As the country has overcome the coronavirus crisis, interest in promoting research into green chiretta or fah talai jone, a herbal medicine that played a role in treating a large number of patients at the peak of the pandemic, has subsided. This is unfortunate.
While it's welcome news that Thailand's coronavirus problem is on a downward trend, as defined in May by the World Health Organization (WHO), the public should know the virus isn't done yet.
In the first week of October, Thailand saw 131 people hospitalised with the virus and five deaths, followed by 124 people in hospital and three deaths in the second week.
As the virus is no longer a health emergency at this stage, the country should take this opportunity to do more research into green chiretta, which became a herbal champion during the peak of Covid-19, as anti-viral drugs like favipiravir and molnupiravir were scarce -- not to mention public concerns about the side effects of this modern medicine.
As a matter of principle, the Public Health Ministry should maintain the interest in green chiretta rather than allowing this opportunity to fly by like a flash in a pan. However, this is not happening. Worse yet, a number of doctors in non-traditional medicine still doubt the benefits of this herbal medicine.
In July, the Health Systems Research Institute (HSRI) found itself at the centre of criticism when it released a research study that ruled out the benefits of green chiretta in treating lung inflammation and coronavirus. It also warned about potential liver damage arising from prolonged use. Such findings triggered a debate, and the institute eventually withdrew the research after it was found to be riddled with flaws.
There is a lot to be learned from this research gaffe.

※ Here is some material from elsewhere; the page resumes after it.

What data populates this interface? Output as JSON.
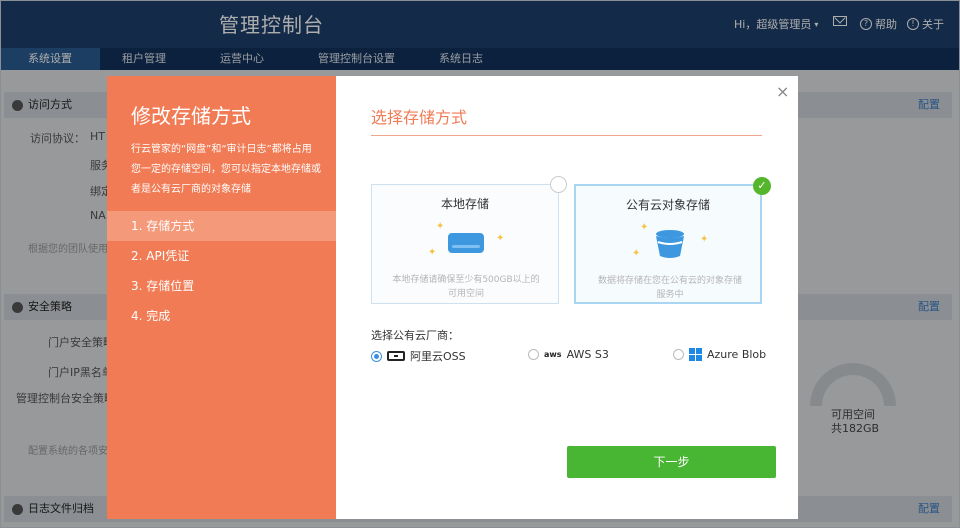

Supaporn Pitiporn, a prominent advocate of herbal tonics, said the benefits of green chiretta, which has been championed by Prachin Buri-based Abhaibhubejhr Hospital, are evident. Laboratory tests have proven it to be a success, she said.
The former head pharmacist of Abhaibhubejhr Hospital recalled seeing green chiretta used in a provincial prison as the hospital supplied it to the prison when the anti-virus drugs were not available during the pandemic.
"No inmates have succumbed to the virus," she said.
The herb advocate conceded that carrying out research when the virus is at its low point is not particularly easy as there are fewer cases for study. But this is no excuse.
In fact, she noted there are a few projects on green chiretta being conducted by local researchers in several parts of the country. Due to technical reasons, these works remain largely unpublished.
Yet Thailand's success in using green chiretta has won international recognition. Despite the limitations in terms of what the herb can do, Western researchers have been citing the efforts of Thai researchers, she said.
The Public Health Ministry must plug the gap in this area.
The virus is, as the WHO noted, changing all the time. As such, it pays to be prudent and to equip the medical community with more knowledge about this herb, especially how it works in battling the virus and how to improve it.
If successful, green chiretta could help the country be more self-reliant when it comes to medicine. There is no reason not to adopt this herb as another option for doctors to dispense.